Maybe the manager I met wasn’t following corporate procedure. A policy departure could explain the exchange, but it doesn’t necessarily account for similar disappointing experiences I’ve had as a consumer in a variety of industries, ranging from computers to communication. Why are firms often oblivious to customers’ value imbalances, or at least not inclined to try to fix them?

The inaction could have any number of explanations: employees not wanting to admit the extent of their error, companies being reluctant to give back more than absolutely required or the inability to see service failures from the customers’ perspectives. They may not fully appreciate how slighted consumers forfeit many benefits and incur added costs.

Whatever the reasons, the fact that it’s harder to gain new customers than keep existing ones should cause every marketer to reexamine how they address service failures.

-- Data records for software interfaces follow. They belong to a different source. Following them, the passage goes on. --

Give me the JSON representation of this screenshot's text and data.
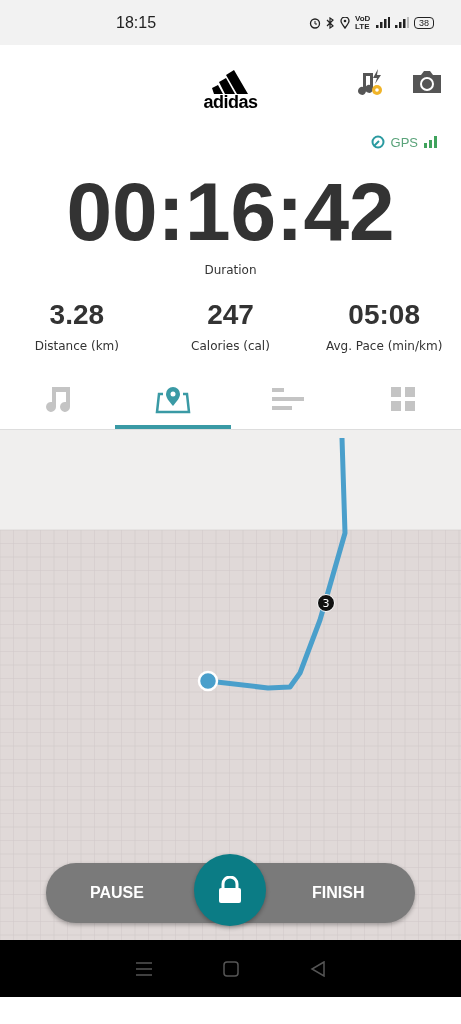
{
  "status_bar": {
    "time": "18:15",
    "network": "VoD LTE",
    "battery": "38"
  },
  "header": {
    "logo": "adidas"
  },
  "gps": {
    "label": "GPS"
  },
  "timer": {
    "value": "00:16:42",
    "label": "Duration"
  },
  "stats": [
    {
      "value": "3.28",
      "label": "Distance (km)"
    },
    {
      "value": "247",
      "label": "Calories (cal)"
    },
    {
      "value": "05:08",
      "label": "Avg. Pace (min/km)"
    }
  ],
  "tabs": [
    {
      "kind": "music",
      "selected": false
    },
    {
      "kind": "map",
      "selected": true
    },
    {
      "kind": "stats",
      "selected": false
    },
    {
      "kind": "grid",
      "selected": false
    }
  ],
  "map": {
    "km_marker": "3"
  },
  "controls": {
    "pause": "PAUSE",
    "finish": "FINISH"
  }
}
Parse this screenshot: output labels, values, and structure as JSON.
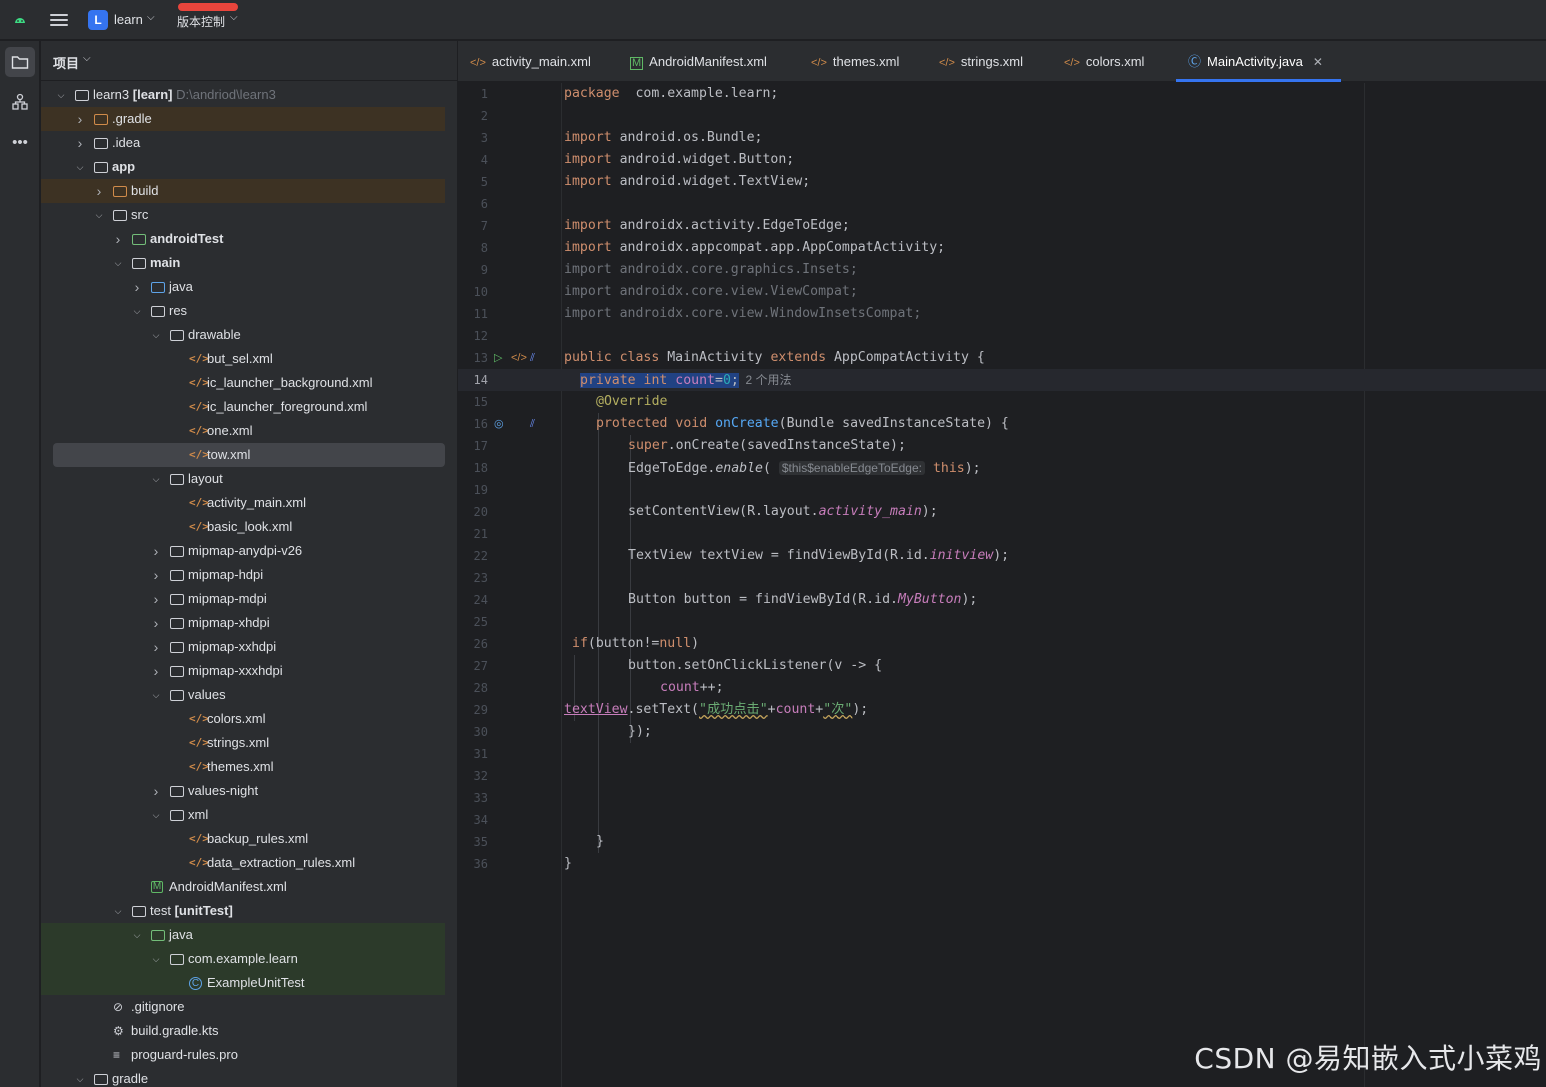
{
  "topbar": {
    "project_badge": "L",
    "project_name": "learn",
    "vcs_label": "版本控制"
  },
  "project_panel": {
    "title": "项目"
  },
  "tree": [
    {
      "depth": 0,
      "expanded": true,
      "icon": "module-folder",
      "label": "learn3 [learn]",
      "extra": "D:\\andriod\\learn3",
      "bold_part": "[learn]"
    },
    {
      "depth": 1,
      "expanded": false,
      "icon": "folder-orange",
      "label": ".gradle",
      "highlight": "orange"
    },
    {
      "depth": 1,
      "expanded": false,
      "icon": "folder",
      "label": ".idea"
    },
    {
      "depth": 1,
      "expanded": true,
      "icon": "module-folder",
      "label": "app",
      "bold": true
    },
    {
      "depth": 2,
      "expanded": false,
      "icon": "folder-orange",
      "label": "build",
      "highlight": "orange"
    },
    {
      "depth": 2,
      "expanded": true,
      "icon": "folder",
      "label": "src"
    },
    {
      "depth": 3,
      "expanded": false,
      "icon": "folder-green",
      "label": "androidTest",
      "bold": true
    },
    {
      "depth": 3,
      "expanded": true,
      "icon": "folder",
      "label": "main",
      "bold": true
    },
    {
      "depth": 4,
      "expanded": false,
      "icon": "folder-blue",
      "label": "java"
    },
    {
      "depth": 4,
      "expanded": true,
      "icon": "folder",
      "label": "res"
    },
    {
      "depth": 5,
      "expanded": true,
      "icon": "folder",
      "label": "drawable"
    },
    {
      "depth": 6,
      "icon": "xml",
      "label": "but_sel.xml"
    },
    {
      "depth": 6,
      "icon": "xml",
      "label": "ic_launcher_background.xml"
    },
    {
      "depth": 6,
      "icon": "xml",
      "label": "ic_launcher_foreground.xml"
    },
    {
      "depth": 6,
      "icon": "xml",
      "label": "one.xml"
    },
    {
      "depth": 6,
      "icon": "xml",
      "label": "tow.xml",
      "selected": true
    },
    {
      "depth": 5,
      "expanded": true,
      "icon": "folder",
      "label": "layout"
    },
    {
      "depth": 6,
      "icon": "xml",
      "label": "activity_main.xml"
    },
    {
      "depth": 6,
      "icon": "xml",
      "label": "basic_look.xml"
    },
    {
      "depth": 5,
      "expanded": false,
      "icon": "folder",
      "label": "mipmap-anydpi-v26"
    },
    {
      "depth": 5,
      "expanded": false,
      "icon": "folder",
      "label": "mipmap-hdpi"
    },
    {
      "depth": 5,
      "expanded": false,
      "icon": "folder",
      "label": "mipmap-mdpi"
    },
    {
      "depth": 5,
      "expanded": false,
      "icon": "folder",
      "label": "mipmap-xhdpi"
    },
    {
      "depth": 5,
      "expanded": false,
      "icon": "folder",
      "label": "mipmap-xxhdpi"
    },
    {
      "depth": 5,
      "expanded": false,
      "icon": "folder",
      "label": "mipmap-xxxhdpi"
    },
    {
      "depth": 5,
      "expanded": true,
      "icon": "folder",
      "label": "values"
    },
    {
      "depth": 6,
      "icon": "xml",
      "label": "colors.xml"
    },
    {
      "depth": 6,
      "icon": "xml",
      "label": "strings.xml"
    },
    {
      "depth": 6,
      "icon": "xml",
      "label": "themes.xml"
    },
    {
      "depth": 5,
      "expanded": false,
      "icon": "folder",
      "label": "values-night"
    },
    {
      "depth": 5,
      "expanded": true,
      "icon": "folder",
      "label": "xml"
    },
    {
      "depth": 6,
      "icon": "xml",
      "label": "backup_rules.xml"
    },
    {
      "depth": 6,
      "icon": "xml",
      "label": "data_extraction_rules.xml"
    },
    {
      "depth": 4,
      "icon": "manifest",
      "label": "AndroidManifest.xml"
    },
    {
      "depth": 3,
      "expanded": true,
      "icon": "folder",
      "label": "test [unitTest]",
      "bold_part": "[unitTest]"
    },
    {
      "depth": 4,
      "expanded": true,
      "icon": "folder-green",
      "label": "java",
      "highlight": "green"
    },
    {
      "depth": 5,
      "expanded": true,
      "icon": "package",
      "label": "com.example.learn",
      "highlight": "green"
    },
    {
      "depth": 6,
      "icon": "class",
      "label": "ExampleUnitTest",
      "highlight": "green"
    },
    {
      "depth": 2,
      "icon": "ignore",
      "label": ".gitignore"
    },
    {
      "depth": 2,
      "icon": "gradle",
      "label": "build.gradle.kts"
    },
    {
      "depth": 2,
      "icon": "text",
      "label": "proguard-rules.pro"
    },
    {
      "depth": 1,
      "expanded": true,
      "icon": "folder",
      "label": "gradle"
    }
  ],
  "tabs": [
    {
      "icon": "xml",
      "label": "activity_main.xml"
    },
    {
      "icon": "manifest",
      "label": "AndroidManifest.xml"
    },
    {
      "icon": "xml",
      "label": "themes.xml"
    },
    {
      "icon": "xml",
      "label": "strings.xml"
    },
    {
      "icon": "xml",
      "label": "colors.xml"
    },
    {
      "icon": "class",
      "label": "MainActivity.java",
      "active": true
    }
  ],
  "editor": {
    "current_line": 14,
    "line_count": 36,
    "lines": [
      [
        [
          "kw",
          "package"
        ],
        [
          "",
          "  com.example.learn;"
        ]
      ],
      [],
      [
        [
          "kw",
          "import"
        ],
        [
          "",
          " android.os.Bundle;"
        ]
      ],
      [
        [
          "kw",
          "import"
        ],
        [
          "",
          " android.widget.Button;"
        ]
      ],
      [
        [
          "kw",
          "import"
        ],
        [
          "",
          " android.widget.TextView;"
        ]
      ],
      [],
      [
        [
          "kw",
          "import"
        ],
        [
          "",
          " androidx.activity.EdgeToEdge;"
        ]
      ],
      [
        [
          "kw",
          "import"
        ],
        [
          "",
          " androidx.appcompat.app.AppCompatActivity;"
        ]
      ],
      [
        [
          "grey",
          "import androidx.core.graphics.Insets;"
        ]
      ],
      [
        [
          "grey",
          "import androidx.core.view.ViewCompat;"
        ]
      ],
      [
        [
          "grey",
          "import androidx.core.view.WindowInsetsCompat;"
        ]
      ],
      [],
      [
        [
          "kw",
          "public class"
        ],
        [
          "",
          " MainActivity "
        ],
        [
          "kw",
          "extends"
        ],
        [
          "",
          " AppCompatActivity {"
        ]
      ],
      [
        [
          "",
          ""
        ],
        [
          "sel kw",
          "private int"
        ],
        [
          "sel fld",
          " count"
        ],
        [
          "sel",
          "="
        ],
        [
          "sel num",
          "0"
        ],
        [
          "sel",
          ";"
        ],
        [
          "hint",
          "  2 个用法"
        ]
      ],
      [
        [
          "",
          ""
        ],
        [
          "ann",
          "@Override"
        ]
      ],
      [
        [
          "",
          ""
        ],
        [
          "kw",
          "protected void"
        ],
        [
          "fn",
          " onCreate"
        ],
        [
          "",
          "(Bundle savedInstanceState) {"
        ]
      ],
      [
        [
          "",
          ""
        ],
        [
          "kw",
          "super"
        ],
        [
          "",
          ".onCreate(savedInstanceState);"
        ]
      ],
      [
        [
          "",
          ""
        ],
        [
          "",
          "EdgeToEdge."
        ],
        [
          "it",
          "enable"
        ],
        [
          "",
          "( "
        ],
        [
          "inlay",
          "$this$enableEdgeToEdge:"
        ],
        [
          "kw",
          " this"
        ],
        [
          "",
          ");"
        ]
      ],
      [],
      [
        [
          "",
          ""
        ],
        [
          "",
          "setContentView(R.layout."
        ],
        [
          "fld it",
          "activity_main"
        ],
        [
          "",
          ");"
        ]
      ],
      [],
      [
        [
          "",
          ""
        ],
        [
          "",
          "TextView textView = findViewById(R.id."
        ],
        [
          "fld it",
          "initview"
        ],
        [
          "",
          ");"
        ]
      ],
      [],
      [
        [
          "",
          ""
        ],
        [
          "",
          "Button button = findViewById(R.id."
        ],
        [
          "fld it",
          "MyButton"
        ],
        [
          "",
          ");"
        ]
      ],
      [],
      [
        [
          "",
          ""
        ],
        [
          "kw",
          "if"
        ],
        [
          "",
          "(button!="
        ],
        [
          "kw",
          "null"
        ],
        [
          "",
          ")"
        ]
      ],
      [
        [
          "",
          ""
        ],
        [
          "",
          "button.setOnClickListener(v -> {"
        ]
      ],
      [
        [
          "",
          ""
        ],
        [
          "fld",
          "count"
        ],
        [
          "",
          "++;"
        ]
      ],
      [
        [
          "fld uline",
          "textView"
        ],
        [
          "",
          ".setText("
        ],
        [
          "str wavy",
          "\"成功点击\""
        ],
        [
          "",
          "+"
        ],
        [
          "fld",
          "count"
        ],
        [
          "",
          "+"
        ],
        [
          "str wavy",
          "\"次\""
        ],
        [
          "",
          ");"
        ]
      ],
      [
        [
          "",
          ""
        ],
        [
          "",
          "});"
        ]
      ],
      [],
      [],
      [],
      [],
      [
        [
          "",
          ""
        ],
        [
          "",
          "}"
        ]
      ],
      [
        [
          "",
          "}"
        ]
      ]
    ]
  },
  "watermark": "CSDN @易知嵌入式小菜鸡"
}
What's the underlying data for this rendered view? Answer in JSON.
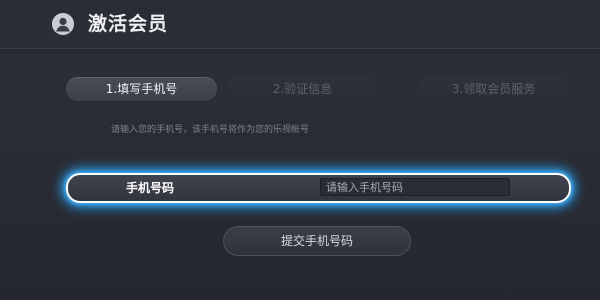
{
  "header": {
    "title": "激活会员",
    "avatar_icon": "user-avatar-icon"
  },
  "steps": [
    {
      "label": "1.填写手机号",
      "state": "active"
    },
    {
      "label": "2.验证信息",
      "state": "inactive"
    },
    {
      "label": "3.领取会员服务",
      "state": "inactive"
    }
  ],
  "hint": "请输入您的手机号，该手机号将作为您的乐视帐号",
  "phone_field": {
    "label": "手机号码",
    "value": "",
    "placeholder": "请输入手机号码"
  },
  "submit_label": "提交手机号码",
  "colors": {
    "focus_glow": "#2aa7ff",
    "background": "#2a2c35"
  }
}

Eventually the restaurant manager asked me, “What would you like me to do?” This more amenable offer may have stemmed from frustration or ambivalence, but when I suggested “Twice the cost of the sandwich on a gift card would be nice,” he gladly agreed and perhaps understood a little more about the true nature of customer value.

About the Author | Dr. David Hagenbuch

Dr. David Hagenbuch is an ethicist, a professor of marketing at Messiah College, the author of Honorable Influence and the founder of MindfulMarketing.org. Before entering higher education, he worked as a corporate sales analyst for a national broadcasting company and as a partner in a specialty advertising firm. His writing has been published in Forbes, Entrepreneur, Marketing News and Business Insider.